In fact, the pre-season championship favourite was fending off another barrage of questions about his latest inauspicious performance which had yielded only fourth place in the French Grand Prix.
The Canadian was endeavouring to put on a brave face (which you would need to beneath that hair), but evident differences of opinion with his bosses on technical matters had again undermined their cause and exposed limitations that characterised all those who venture to take on Michael Schumacher.
The German's third win in four races had given him a 14-point advantage at the top of the drivers' standings and confirmed what he is now at last prepared to acknowledge - that this year's title could be his.
The first public acceptance of that prospect will be another psychological blow for Villeneuve and his beleaguered camp. Schumacher said: "During the race, for the first time this year I began to think about the championship. If I carry on racing the way I am, then I've got a chance.
"There's a couple of circuits after Silverstone which suit our car better. Ferrari have made a big step forward and we'll know more after Silverstone."
Schumacher will be at the Northamptonshire circuit tomorrow and Thursday, testing before the British Grand Prix on Sunday week. A previous test there provided him with scant cause for optimism, but then he experienced similar anxieties in the build-up to the race here. Only a convincing recovery by Villeneuve on Williams' home ground will be good enough to check the shift of power.
Villeneuve maintains that will happen. "I'm not happy about this race," he said.
"We've had two bad races. But we are going to get it right. When we tested here we were two seconds a lap quicker than Michael. Now they are two seconds a lap quicker."
"We had the wrong set-up for this race. We thought it was going to rain more than it did. We underperformed as a team. In perfect conditions Williams are still ahead. Definitely."
Villeneuve's preferences in setting up his car have been at odds with Williams' calculations more than once and have revealed a chink not apparent in Schumacher's armour. He and Ferrari are as united as he and Benetton were.

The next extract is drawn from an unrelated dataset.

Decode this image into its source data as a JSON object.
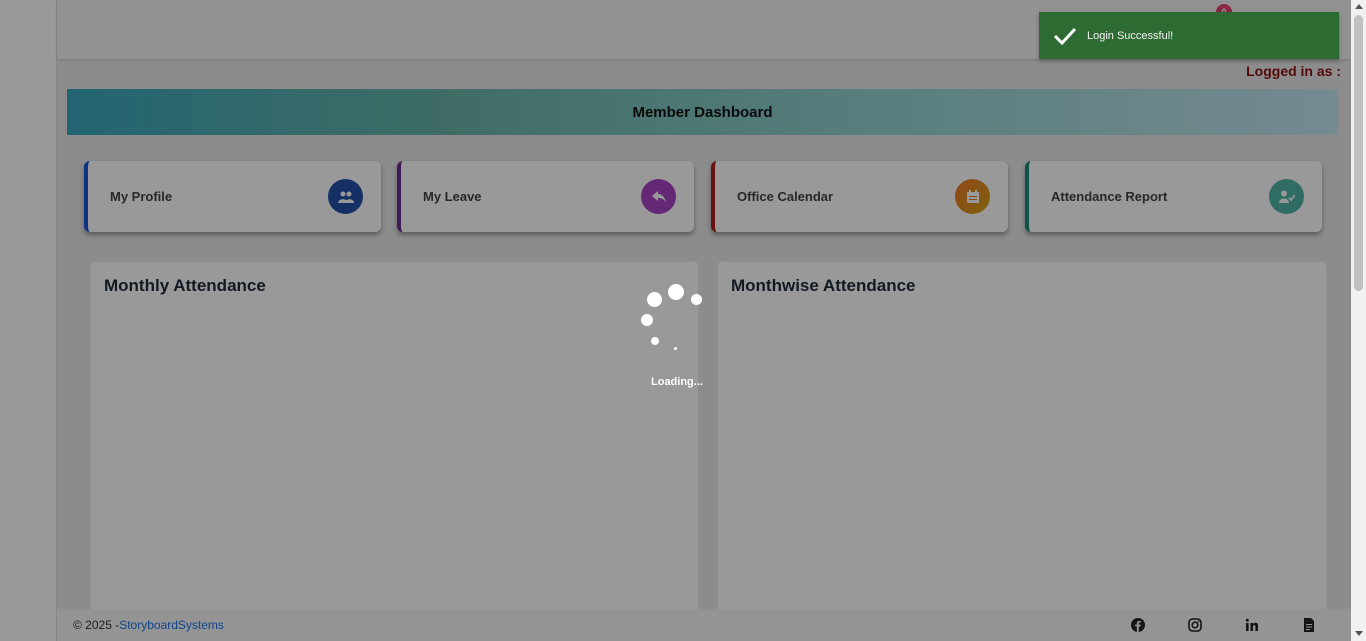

Patrick Head, Williams' technical director, said: "We were outperformed by Ferrari here. I don't know if that is because of the car or the set- up, but we will be going to Silverstone hoping for some improvements.
"Jacques has his own ideas on set-ups but there are no limitations on his choosing the set-up he wishes. However, he can be a little over-optimistic. It's going to be a great struggle and a good battle to the end of the season."
Villeneuve was comprehensively beaten on Sunday not only by Schumacher but also by Williams' other driver, Heinz- Harald Frentzen, and the German will believe he might yet emerge as the main challenger to Schumacher.
Within Formula One, however, there is a growing feeling that neither of the Williams protagonists will be capable of denying Ferrari their first drivers' title since 1979, and Eddie Irvine's third place consolidated their lead in the constructors' championship.
David Coulthard, of McLaren-Mercedes, echoed familiar sentiments here when he said: "It will be good for the sport if Ferrari win the championship and I think Michael can do it. You have to say the luck is with them at the moment but perhaps they deserve their luck. They were lucky in Canada but they certainly deserved this one."Reuse content